Lotte, 51, sometimes burns foraged wood as well as briquettes in her 15-year-old stove to stay warm. “It does get cold in the winter. Our boat is a long thin tube of metal sat in water and sometimes solid ice,” she said. “We have hoodies and we live in them during the winter.”

She said financial support should be made available to help itinerant boaters find less polluting ways to heat their homes. Only boats with permanent mooring are eligible to be partially reimbursed for upgrading their stoves. “They should offer grants to the vulnerable and the disabled so they can change their appliances.”

While boaters have always burned wood, there has been a boom in homeowners installing log burners in recent years. Government figures show toxic pollution from domestic combustion has almost doubled in the past decade, with the chief medical officer warning that even the most modern stoves emit 450 times more pollution than central heating. Research has linked the small particles released when wood is burnt to miscarriages, low sperm count and stunted lungs in children. It can also cause chronic illnesses, cancer and strokes.

Atmospheric shot of narrowboats on the Shropshire Union Canal
Narrowboats on the Shropshire Union Canal. Photograph: Gary Calton/The Observer

Saville, who lives on a boat and moves from place to place across the UK, said most boaters accepted air pollution was harmful: “They know wood smoke is dangerous to health, including their own. But they need to stay warm. They should not be criminalised for what is basically survival.”

Councils are unlikely to have the resources to regularly monitor the output of people’s chimneys so they will rely on public complaints. The NBTA said this could be abused by residents hostile to itinerant lifestyles. “There is a risk that the smoke controls could be used to move on boaters,” said Saville. “Unfortunately there is an issue with resentment towards itinerant populations here in the UK.”

Sandwell council said: “Air pollution is a significant issue in Sandwell and some of the most harmful man-made air pollutants are emitted from wood and coal burning stoves, which is why we are introducing a borough-wide Smoke Control Area.

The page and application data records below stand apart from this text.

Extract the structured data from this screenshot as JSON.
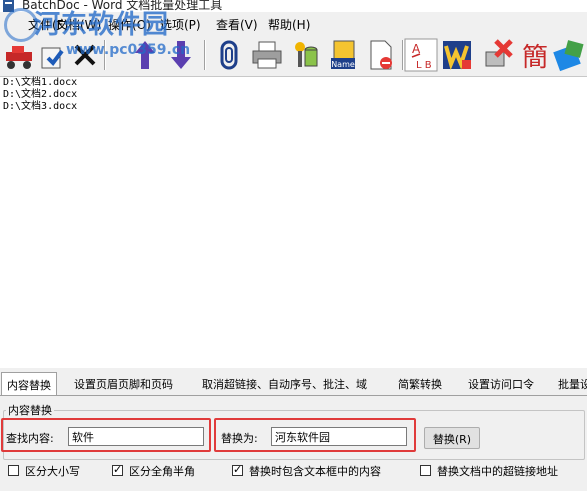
{
  "window": {
    "title": "BatchDoc - Word 文档批量处理工具"
  },
  "watermark": {
    "logo": "河东软件园",
    "url": "www.pc0359.cn"
  },
  "menu": [
    {
      "label": "文件(F)"
    },
    {
      "label": "文档(W)"
    },
    {
      "label": "操作(O)"
    },
    {
      "label": "选项(P)"
    },
    {
      "label": "查看(V)"
    },
    {
      "label": "帮助(H)"
    }
  ],
  "toolbar": [
    {
      "icon": "run-icon"
    },
    {
      "icon": "add-file-icon"
    },
    {
      "icon": "remove-icon"
    },
    {
      "icon": "move-up-icon"
    },
    {
      "icon": "move-down-icon"
    },
    {
      "icon": "clip-icon"
    },
    {
      "icon": "printer-icon"
    },
    {
      "icon": "database-icon"
    },
    {
      "icon": "rename-icon"
    },
    {
      "icon": "delete-doc-icon"
    },
    {
      "icon": "replace-text-icon"
    },
    {
      "icon": "word-icon"
    },
    {
      "icon": "clear-icon"
    },
    {
      "icon": "traditional-icon"
    },
    {
      "icon": "tools-icon"
    }
  ],
  "toolbar_glyphs": {
    "rename": "Name",
    "traditional": "簡",
    "replace_a": "A",
    "replace_b": "L B"
  },
  "files": [
    "D:\\文档1.docx",
    "D:\\文档2.docx",
    "D:\\文档3.docx"
  ],
  "tabs": [
    {
      "label": "内容替换",
      "active": true
    },
    {
      "label": "设置页眉页脚和页码"
    },
    {
      "label": "取消超链接、自动序号、批注、域"
    },
    {
      "label": "简繁转换"
    },
    {
      "label": "设置访问口令"
    },
    {
      "label": "批量设"
    }
  ],
  "replace_panel": {
    "group_title": "内容替换",
    "find_label": "查找内容:",
    "find_value": "软件",
    "replace_label": "替换为:",
    "replace_value": "河东软件园",
    "replace_button": "替换(R)",
    "options": [
      {
        "label": "区分大小写",
        "checked": false
      },
      {
        "label": "区分全角半角",
        "checked": true
      },
      {
        "label": "替换时包含文本框中的内容",
        "checked": true
      },
      {
        "label": "替换文档中的超链接地址",
        "checked": false
      }
    ]
  },
  "colors": {
    "highlight": "#e03b3b",
    "watermark": "#2169c8",
    "list_bg": "#ffffff"
  }
}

“This does not ban domestic solid fuel burning, but it will require residents to take responsibility over the fuels they burn and to consider using exempt appliances.”

Defra said councils were required to consult boat owners on smoke controls and consider the impact on vulnerable groups: “Our Environment Act made it easier for local authorities to reduce pollution from domestic burning in smoke control areas.”